I've been finding accepting my illness difficult recently. It's fairly normal for me to feel this way after a significant reduction in ability. It just seems unreal and unfair and I just can't get my head around the fact that this is how my life is for now.
I still see the state I'm in as temporary, and I mean properly short-term, not just being hopeful that things will improve in the future, which would be a helpful attitude to have. My current attitude makes it difficult for me to contemplate making big decisions about things like my university course, because I'm still thinking that there could be positive changes just around the corner. Accepting that that's now not particularly likely is really difficult. I am now living with my new level of function following my relapse, I'm not sure I'm going to come out of this relapse any further, for now. I've been significantly more ill for 8 weeks now, if I was going to bounce back, I would have done by now, judging from prior experience. I hate admitting that..
Talking to my psychologist the other day, she was saying that the people who have eventually made the most progress with their condition, in her experience, were those who had learned to work with their condition instead of constantly fighting against it. It makes sense- it gives your body a bit of breathing space to be able to recover rather than it being pushed to the limit (and beyond) all the time. But to work with the illness I have to accept that it's part of my current reality, and accept it's current severity as well as it's existence. I'm finding the prospect of that hard.
I need to feel more in control of my condition and therefore I need to recognise what I can do to influence the day-to-day symptoms my condition causes. I can rest, I can take my medications regularly, I can attend all my appointments, I can make sure I eat a high-calorie high-protein diet, I can be kind to myself and focus on looking after myself. These things are things that I have control over that can help me have some level of control over my condition. Some of these are actually made more difficult by the condition itself, but I have to accept that and also accept that I will never have absolute control, but I do have some control.
I need to see that there's a middle ground between fighting this illness every step of the way and completely giving up. I need to learn that I can do some of what I want to do, but not all of it, probably only a minority. I need to learn self-control and how to say no, for the sake of my health, even in difficult circumstances. I need to accept that I need to respect the limitations this illness inflicts on me.

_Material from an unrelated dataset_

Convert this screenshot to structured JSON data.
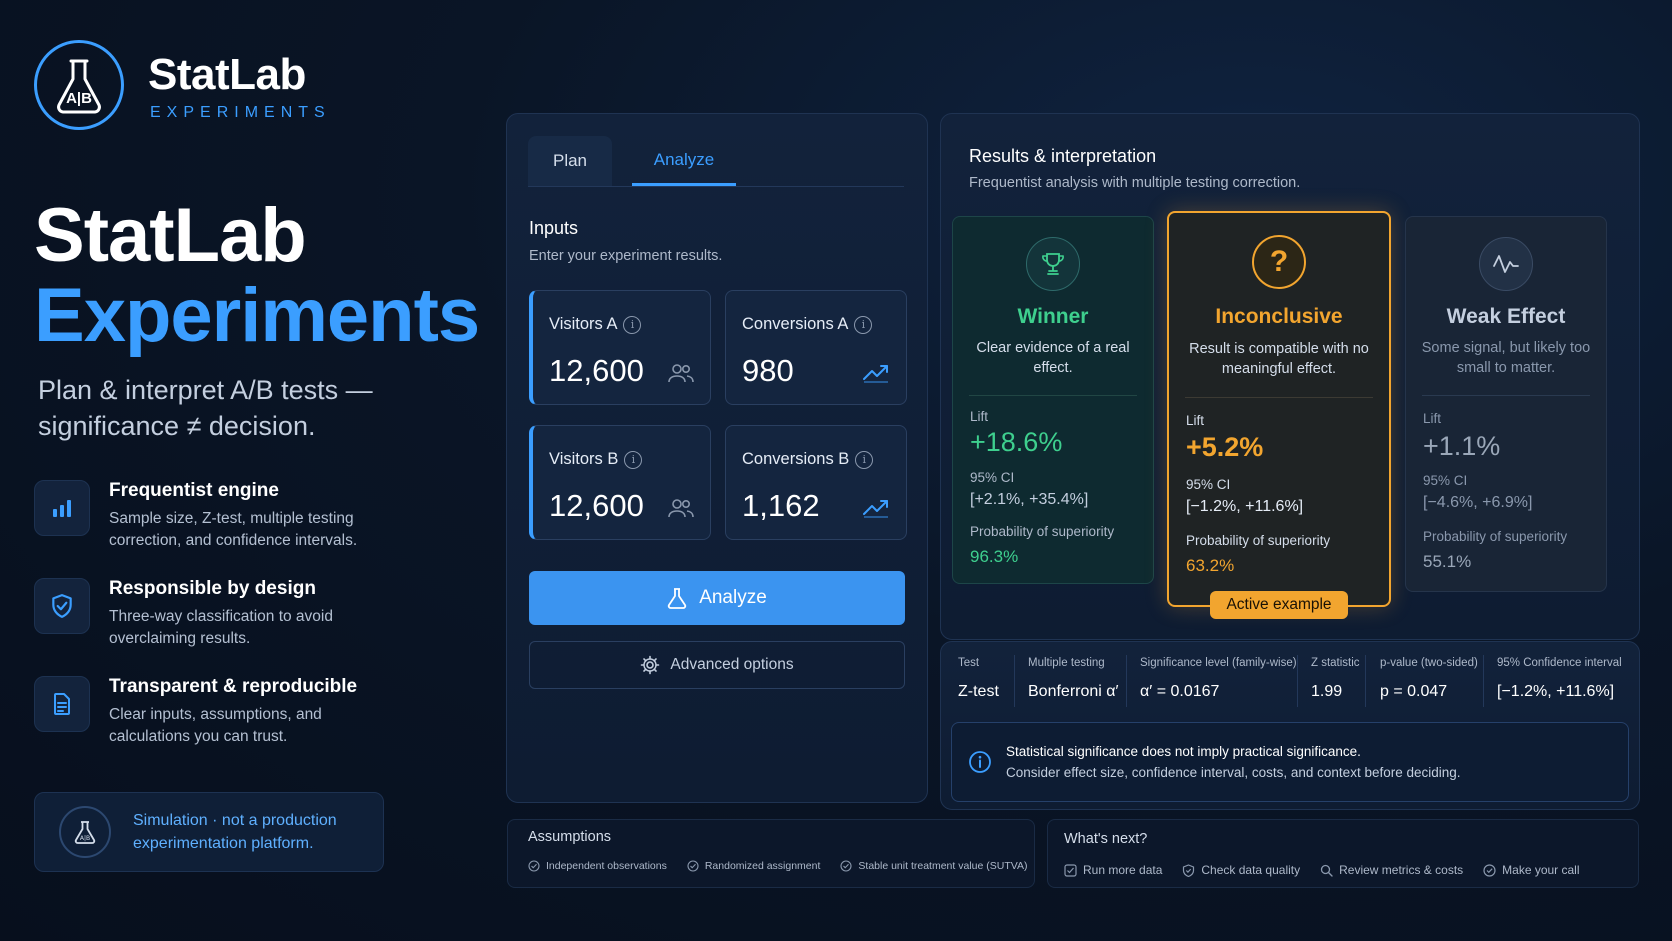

What I find even harder to accept than the illness' effect on me, is the effect it has on all those around me. I keep having to cancel things at Uni, which has an effect on other people, I'm having to rely on others to do things and I just can't contribute in the same way that I used to. I hate that, I feel like a parasite- living off and draining the resources of others.
I have a few appointments coming up and I'm trying to stay hopeful but realistic. I need to have reached some level of acceptance of where I'm at to be able to share my current reality with those looking after me medically. I need to get across the devastating effect this condition is having on me to the consultant overseeing my CFS care, so they can understand where I'm at, even if there may be very little, if anything, that can be done about my deterioration. I'm also seeing an upper GI surgeon for the first time- I need to not let my CFS get in the way of me getting all my symptoms and their severities across to him- I need to find the energy to write a list of symptoms in advance to jog my memory in case of cognitive problems or speech issues resulting from fatigue. I don't like hospital appointments- but they're my only way of possibly getting any answers- I need all the help I can get at the moment, so I need to accept that they're part of my current reality.

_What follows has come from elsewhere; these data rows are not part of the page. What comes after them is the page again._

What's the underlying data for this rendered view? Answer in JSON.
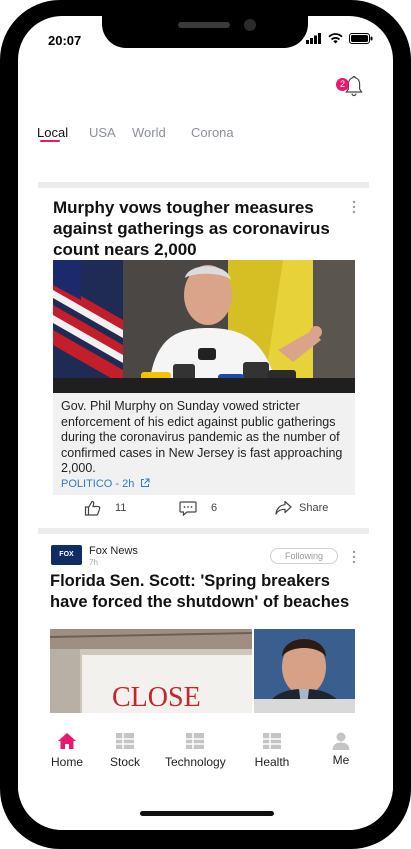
{
  "status_bar": {
    "time": "20:07"
  },
  "notifications": {
    "count": "2"
  },
  "tabs": [
    {
      "label": "Local",
      "active": true
    },
    {
      "label": "USA"
    },
    {
      "label": "World"
    },
    {
      "label": "Corona"
    }
  ],
  "article1": {
    "headline": "Murphy vows tougher measures against gatherings as coronavirus count nears 2,000",
    "summary": "Gov. Phil Murphy on Sunday vowed stricter enforcement of his edict against public gatherings during the coronavirus pandemic as the number of confirmed cases in New Jersey is fast approaching 2,000.",
    "source": "POLITICO - 2h",
    "likes": "11",
    "comments": "6",
    "share_label": "Share"
  },
  "article2": {
    "publisher": "Fox News",
    "publisher_logo_text": "FOX NEWS",
    "time": "7h",
    "follow_label": "Following",
    "headline": "Florida Sen. Scott: 'Spring breakers have forced the shutdown' of beaches",
    "photo_sign_text": "CLOSE"
  },
  "bottom_nav": [
    {
      "label": "Home",
      "icon": "home-icon",
      "active": true
    },
    {
      "label": "Stock",
      "icon": "grid-icon"
    },
    {
      "label": "Technology",
      "icon": "grid-icon"
    },
    {
      "label": "Health",
      "icon": "grid-icon"
    },
    {
      "label": "Me",
      "icon": "person-icon"
    }
  ],
  "colors": {
    "accent": "#e6196e",
    "link": "#2b7bd0",
    "icon_gray": "#c4c4c4"
  }
}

I came back to Uni after an extended break, and initially tried to rejoin my course without taking my deterioration into consideration. I pushed myself through day 1, and unsurprisingly ended up in bed, very unwell, missing days 2 and 3. I contacted people about course adjustments, realising there was a definite problem, and returned for a lecture on day 4 and an afternoon on day 5 (in addition to a medical appointment). It's now the weekend and I've been feeling really ill- I could feel that I'd seriously overdone things on the Friday, but it was still a lot less than I used to be able to do, so I have found the level of payback frustrating. Even though I know I'm significantly more ill, having it so blatantly proven to you, is undeniably difficult. The discussions about my University course are going to be very challenging, but will hopefully be the start of a change in attitude. I hope I will start being kinder to my body, fighting against it less, and will start to push it to it's limits less, giving my body a better chance of making some improvement.
That being said, I was in bed a majority of the time for 4 weeks, and it appeared to do me very little good at all, which makes the idea of taking a step back and doing less, to leave my body with some spare energy to heal, even less appealing. I need to recognise that I was quite possibly still pushing my limits while in bed though- I was severely unwell and was pushing myself by sitting up as much as possible, I was listening to music and watching some TV, I was venturing downstairs and eating. All these things are tiring while this ill, so perhaps I was still not allowing myself extra energy to improve. I had a few days where I knowingly really pushed my limits, so some of the time in bed was spent recovering from additional flares/payback, rather than the underlying relapse.
I know I need to accept this illness and my current reality, but I keep finding myself feeling cross with myself- my body and my condition- for not just getting better and allowing me to do what I want. I need to learn to be ok with being ill. It's been 4 and a half years, I need to accept that. Relapses always take me a step away from acceptance, because they're incredibly difficult- physically, mentally and emotionally- this relapse was particularly brutal, so I suppose I've still got a long way to go before reaching my goal of acceptance.